In this case, the language of the statutes at issue is plain and we perceive no absurdity in our interpretation or application. Accordingly, we hold that DIRECTV can maintain a civil action under 18 U.S.C. § 2511 and 18 U.S.C. § 2520 against Nicholas for his alleged interception of DIRECTV's encrypted satellite transmissions.
For the reasons stated herein, the judgment of the district court is vacated and the case is remanded for further proceedings consistent with this opinion.
VACATED AND REMANDED
1. Both 18 U.S.C. § 2511 and 18 U.S.C. § 2520 are part of the federal wiretap laws, which are codified at 18 U.S.C. §§ 2510-2522. See Title III of the Omnibus Crime Control and Safe Streets Act of 1968, Pub.L. No. 90-351, 82 Stat. 212, as amended and retitled by the Electronic Communications Privacy Act of 1986, Pub.L. No. 99-508, 100 Stat. 1851.
2. The remaining counts were dismissed for various reasons and are not at issue on appeal.
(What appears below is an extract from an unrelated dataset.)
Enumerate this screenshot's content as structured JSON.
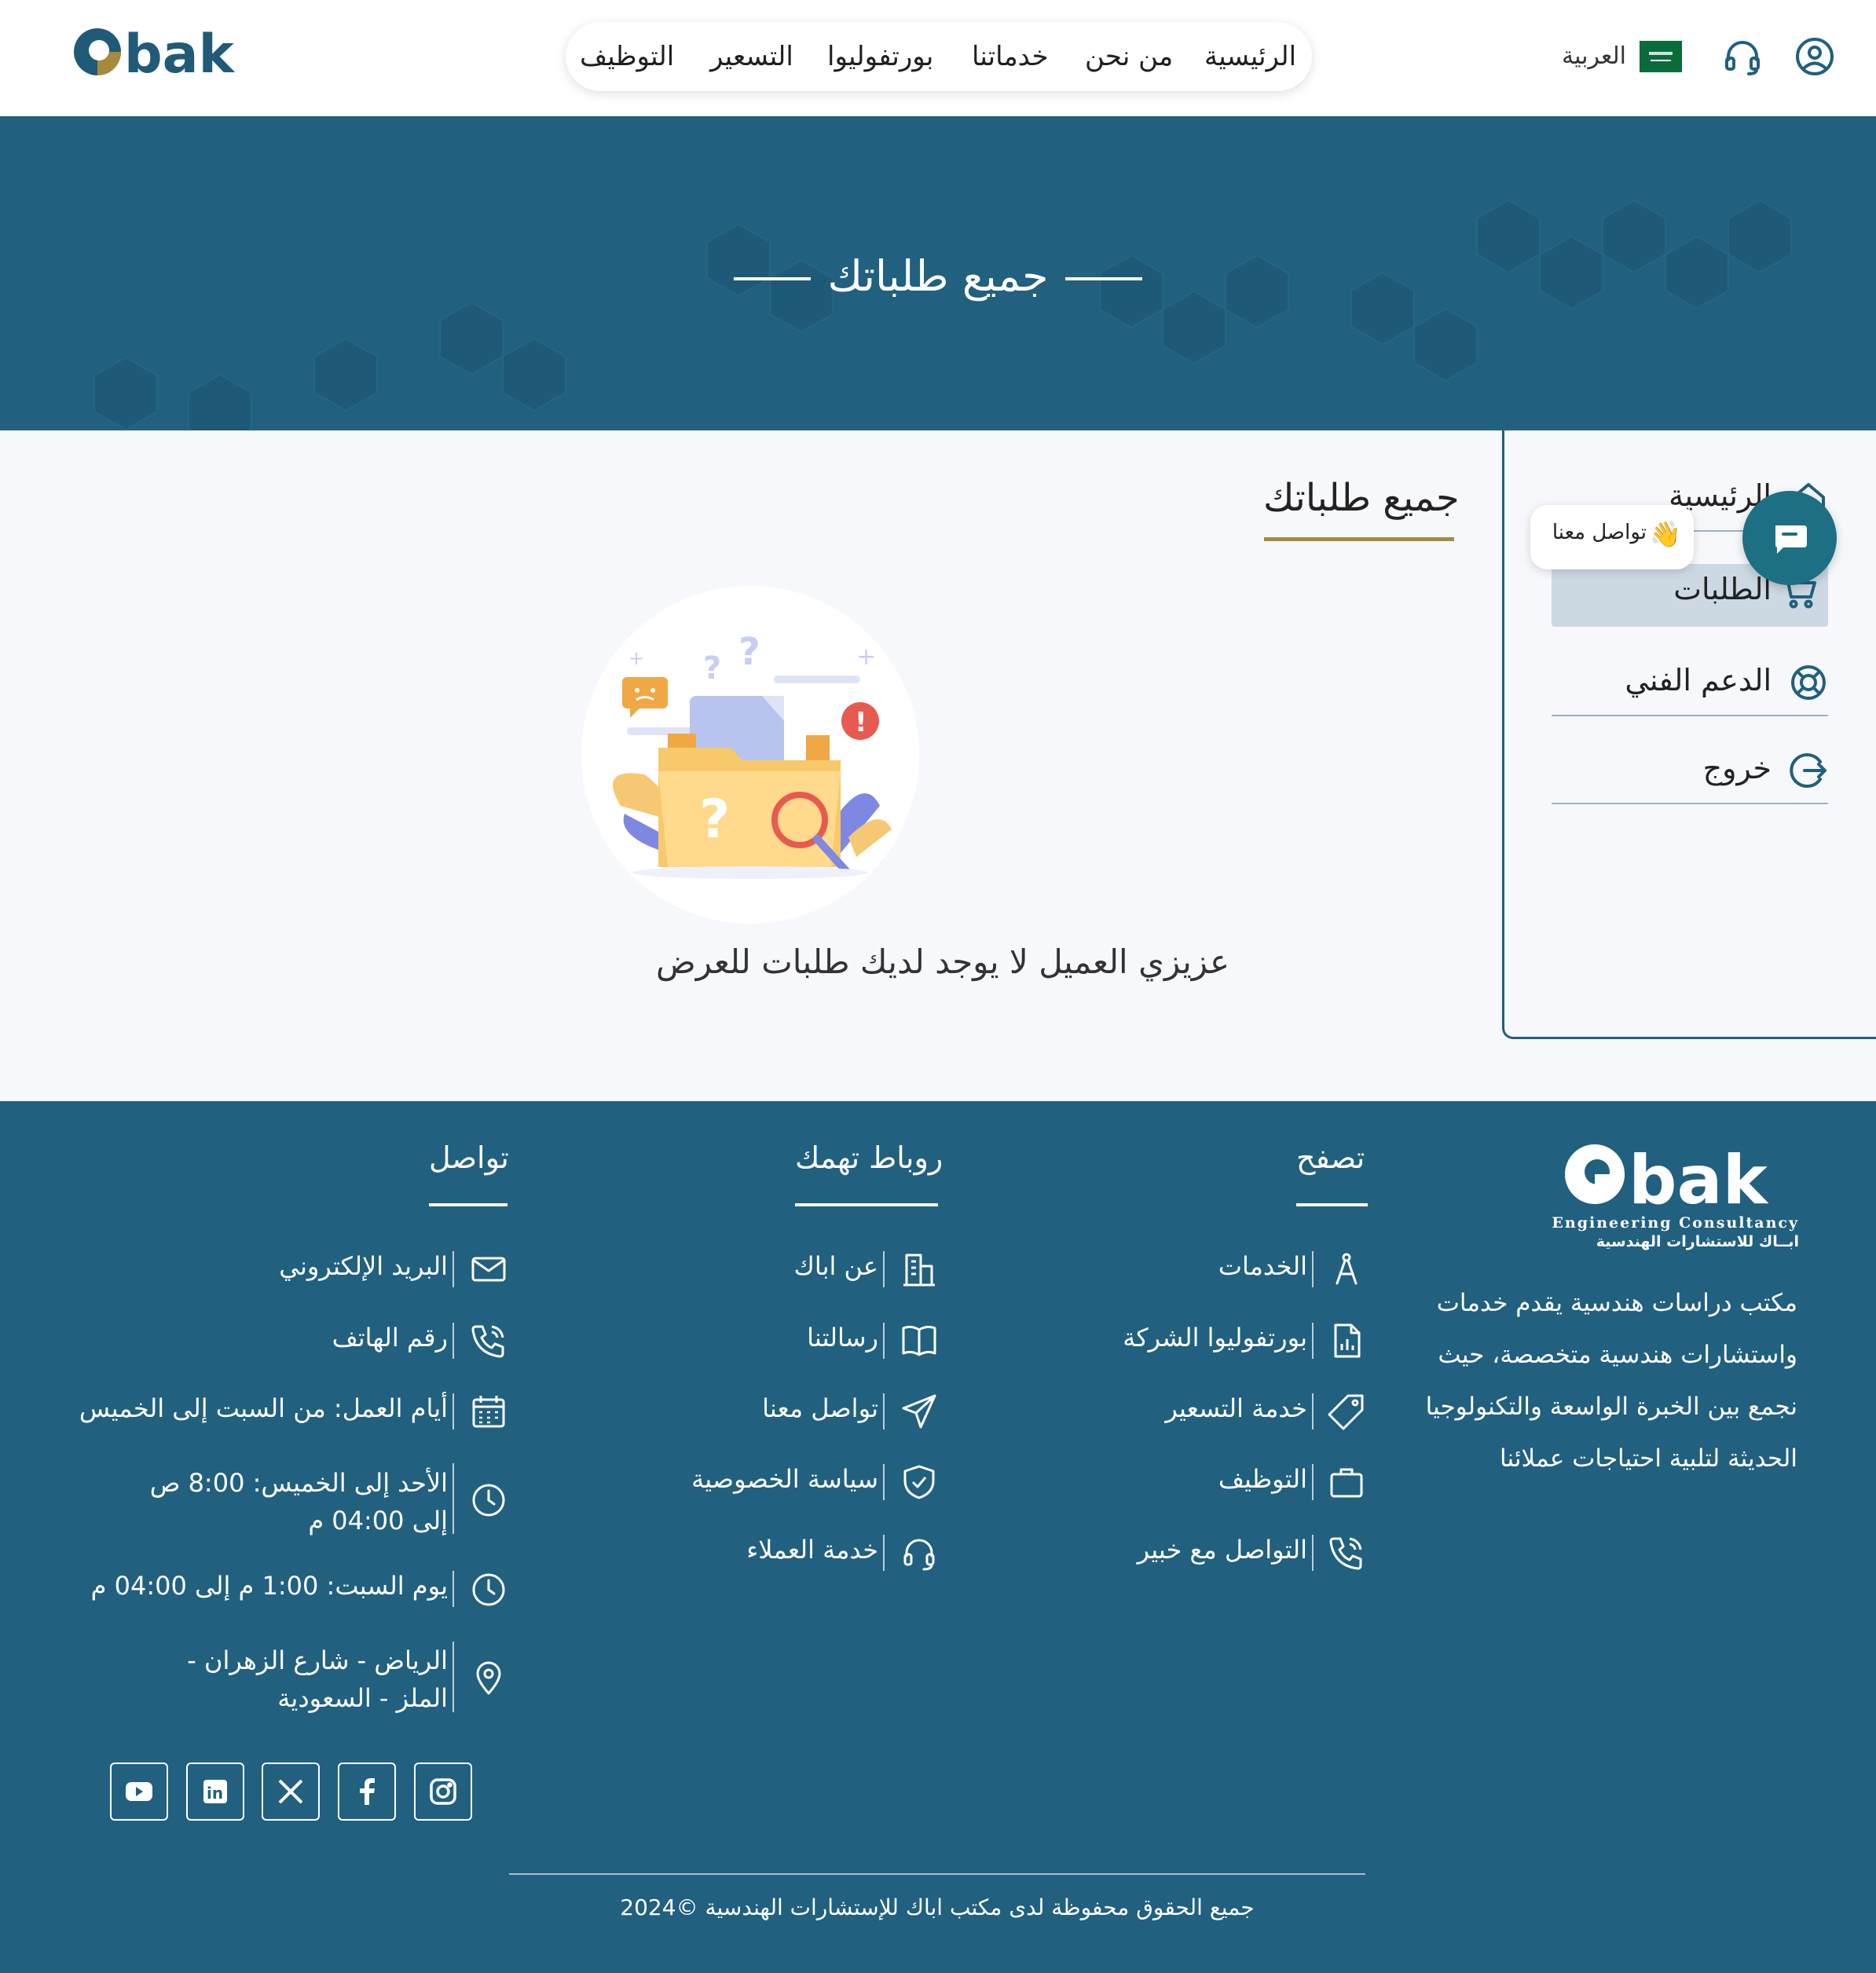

3. Senate Report No. 99-541 makes the point pellucid: Proposed subsection 2520(c) provides a method for the computation of damages. The general rule is set out in paragraph (2) of subsection (c). The court may assess damages consisting of whichever is the greater of (A) the sum of the plaintiff's actual damages and any profits the violator made as a result of the violation; or (B) statutory damages of whichever is the greater of $100 a day or $10,000. An exception from that general rule is set out in proposed paragraph (1) of subsection 2520(c). This exception applies if the violation consists of the private or home viewing of an unencrypted or unscrambled private satellite video communication or if the communication is an unencrypted or unscrambled radio communication that is transmitted on frequencies allocated under subpart D of part 74 of the FCC rules, and the conduct is not for one of the enumerated bad purposes. S. Rep. No. 99-541, at 27 (1986), reprinted in 1986 U.S.C.C.A.N. 3555, 3581.
Vacated and remanded by published opinion. Senior Judge HAMILTON wrote the opinion, in which Judge WIDENER and Judge SHEDD joined.